> Assigned task
Repeat each line of the listing exactly as written.

Start of Data provided

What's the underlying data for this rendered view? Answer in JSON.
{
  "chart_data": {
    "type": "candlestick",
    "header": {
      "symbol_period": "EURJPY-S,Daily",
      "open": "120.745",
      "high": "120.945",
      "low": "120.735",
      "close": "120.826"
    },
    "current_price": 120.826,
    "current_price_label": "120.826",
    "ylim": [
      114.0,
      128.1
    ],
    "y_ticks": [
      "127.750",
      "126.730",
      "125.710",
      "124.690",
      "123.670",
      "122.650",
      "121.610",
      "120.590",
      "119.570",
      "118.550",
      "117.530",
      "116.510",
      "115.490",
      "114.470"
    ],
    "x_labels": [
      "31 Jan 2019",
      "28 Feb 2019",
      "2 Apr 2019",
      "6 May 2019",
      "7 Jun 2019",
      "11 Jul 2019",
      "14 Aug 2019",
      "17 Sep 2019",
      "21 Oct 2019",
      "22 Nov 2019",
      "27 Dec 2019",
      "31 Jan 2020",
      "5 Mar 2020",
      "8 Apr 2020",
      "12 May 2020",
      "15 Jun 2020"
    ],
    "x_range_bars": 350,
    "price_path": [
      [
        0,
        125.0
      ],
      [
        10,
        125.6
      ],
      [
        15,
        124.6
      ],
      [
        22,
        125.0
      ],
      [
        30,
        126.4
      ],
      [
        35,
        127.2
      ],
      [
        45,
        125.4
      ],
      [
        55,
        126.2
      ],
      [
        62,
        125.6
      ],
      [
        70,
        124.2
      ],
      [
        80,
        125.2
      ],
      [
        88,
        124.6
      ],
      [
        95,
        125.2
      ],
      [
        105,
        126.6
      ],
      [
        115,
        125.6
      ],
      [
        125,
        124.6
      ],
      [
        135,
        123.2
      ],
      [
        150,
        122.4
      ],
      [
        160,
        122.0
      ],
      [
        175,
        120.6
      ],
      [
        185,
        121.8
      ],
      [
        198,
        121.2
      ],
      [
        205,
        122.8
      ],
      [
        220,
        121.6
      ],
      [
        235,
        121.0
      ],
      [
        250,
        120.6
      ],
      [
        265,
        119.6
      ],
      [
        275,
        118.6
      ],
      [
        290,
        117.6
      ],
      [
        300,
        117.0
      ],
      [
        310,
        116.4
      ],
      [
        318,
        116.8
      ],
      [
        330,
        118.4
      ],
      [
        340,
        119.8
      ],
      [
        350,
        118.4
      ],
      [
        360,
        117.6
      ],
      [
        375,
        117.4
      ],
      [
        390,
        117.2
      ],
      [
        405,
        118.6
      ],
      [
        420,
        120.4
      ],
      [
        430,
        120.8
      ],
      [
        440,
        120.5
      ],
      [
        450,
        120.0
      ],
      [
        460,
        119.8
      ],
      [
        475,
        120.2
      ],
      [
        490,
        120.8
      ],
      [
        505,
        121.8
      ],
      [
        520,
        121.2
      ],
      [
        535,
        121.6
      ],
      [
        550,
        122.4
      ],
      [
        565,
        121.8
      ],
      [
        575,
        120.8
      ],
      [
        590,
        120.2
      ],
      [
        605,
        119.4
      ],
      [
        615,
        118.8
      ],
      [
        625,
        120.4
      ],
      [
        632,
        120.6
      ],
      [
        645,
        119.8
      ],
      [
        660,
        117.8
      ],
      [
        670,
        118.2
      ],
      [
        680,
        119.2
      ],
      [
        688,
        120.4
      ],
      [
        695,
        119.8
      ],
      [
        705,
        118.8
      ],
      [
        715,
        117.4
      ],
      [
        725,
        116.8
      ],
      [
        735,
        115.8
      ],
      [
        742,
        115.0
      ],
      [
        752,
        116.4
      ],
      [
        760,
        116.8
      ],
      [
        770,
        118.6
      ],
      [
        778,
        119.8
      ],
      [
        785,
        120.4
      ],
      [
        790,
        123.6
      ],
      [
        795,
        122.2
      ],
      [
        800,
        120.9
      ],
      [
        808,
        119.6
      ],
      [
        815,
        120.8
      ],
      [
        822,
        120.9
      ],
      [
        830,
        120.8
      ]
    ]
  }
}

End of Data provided

> Solution for this task
What's the underlying data for this rendered view? Answer in JSON.
{
  "chart_data": {
    "type": "candlestick",
    "header": {
      "symbol_period": "EURJPY-S,Daily",
      "open": "120.745",
      "high": "120.945",
      "low": "120.735",
      "close": "120.826"
    },
    "current_price": 120.826,
    "current_price_label": "120.826",
    "ylim": [
      114.0,
      128.1
    ],
    "y_ticks": [
      "127.750",
      "126.730",
      "125.710",
      "124.690",
      "123.670",
      "122.650",
      "121.610",
      "120.590",
      "119.570",
      "118.550",
      "117.530",
      "116.510",
      "115.490",
      "114.470"
    ],
    "x_labels": [
      "31 Jan 2019",
      "28 Feb 2019",
      "2 Apr 2019",
      "6 May 2019",
      "7 Jun 2019",
      "11 Jul 2019",
      "14 Aug 2019",
      "17 Sep 2019",
      "21 Oct 2019",
      "22 Nov 2019",
      "27 Dec 2019",
      "31 Jan 2020",
      "5 Mar 2020",
      "8 Apr 2020",
      "12 May 2020",
      "15 Jun 2020"
    ],
    "x_range_bars": 350,
    "price_path": [
      [
        0,
        125.0
      ],
      [
        10,
        125.6
      ],
      [
        15,
        124.6
      ],
      [
        22,
        125.0
      ],
      [
        30,
        126.4
      ],
      [
        35,
        127.2
      ],
      [
        45,
        125.4
      ],
      [
        55,
        126.2
      ],
      [
        62,
        125.6
      ],
      [
        70,
        124.2
      ],
      [
        80,
        125.2
      ],
      [
        88,
        124.6
      ],
      [
        95,
        125.2
      ],
      [
        105,
        126.6
      ],
      [
        115,
        125.6
      ],
      [
        125,
        124.6
      ],
      [
        135,
        123.2
      ],
      [
        150,
        122.4
      ],
      [
        160,
        122.0
      ],
      [
        175,
        120.6
      ],
      [
        185,
        121.8
      ],
      [
        198,
        121.2
      ],
      [
        205,
        122.8
      ],
      [
        220,
        121.6
      ],
      [
        235,
        121.0
      ],
      [
        250,
        120.6
      ],
      [
        265,
        119.6
      ],
      [
        275,
        118.6
      ],
      [
        290,
        117.6
      ],
      [
        300,
        117.0
      ],
      [
        310,
        116.4
      ],
      [
        318,
        116.8
      ],
      [
        330,
        118.4
      ],
      [
        340,
        119.8
      ],
      [
        350,
        118.4
      ],
      [
        360,
        117.6
      ],
      [
        375,
        117.4
      ],
      [
        390,
        117.2
      ],
      [
        405,
        118.6
      ],
      [
        420,
        120.4
      ],
      [
        430,
        120.8
      ],
      [
        440,
        120.5
      ],
      [
        450,
        120.0
      ],
      [
        460,
        119.8
      ],
      [
        475,
        120.2
      ],
      [
        490,
        120.8
      ],
      [
        505,
        121.8
      ],
      [
        520,
        121.2
      ],
      [
        535,
        121.6
      ],
      [
        550,
        122.4
      ],
      [
        565,
        121.8
      ],
      [
        575,
        120.8
      ],
      [
        590,
        120.2
      ],
      [
        605,
        119.4
      ],
      [
        615,
        118.8
      ],
      [
        625,
        120.4
      ],
      [
        632,
        120.6
      ],
      [
        645,
        119.8
      ],
      [
        660,
        117.8
      ],
      [
        670,
        118.2
      ],
      [
        680,
        119.2
      ],
      [
        688,
        120.4
      ],
      [
        695,
        119.8
      ],
      [
        705,
        118.8
      ],
      [
        715,
        117.4
      ],
      [
        725,
        116.8
      ],
      [
        735,
        115.8
      ],
      [
        742,
        115.0
      ],
      [
        752,
        116.4
      ],
      [
        760,
        116.8
      ],
      [
        770,
        118.6
      ],
      [
        778,
        119.8
      ],
      [
        785,
        120.4
      ],
      [
        790,
        123.6
      ],
      [
        795,
        122.2
      ],
      [
        800,
        120.9
      ],
      [
        808,
        119.6
      ],
      [
        815,
        120.8
      ],
      [
        822,
        120.9
      ],
      [
        830,
        120.8
      ]
    ]
  }
}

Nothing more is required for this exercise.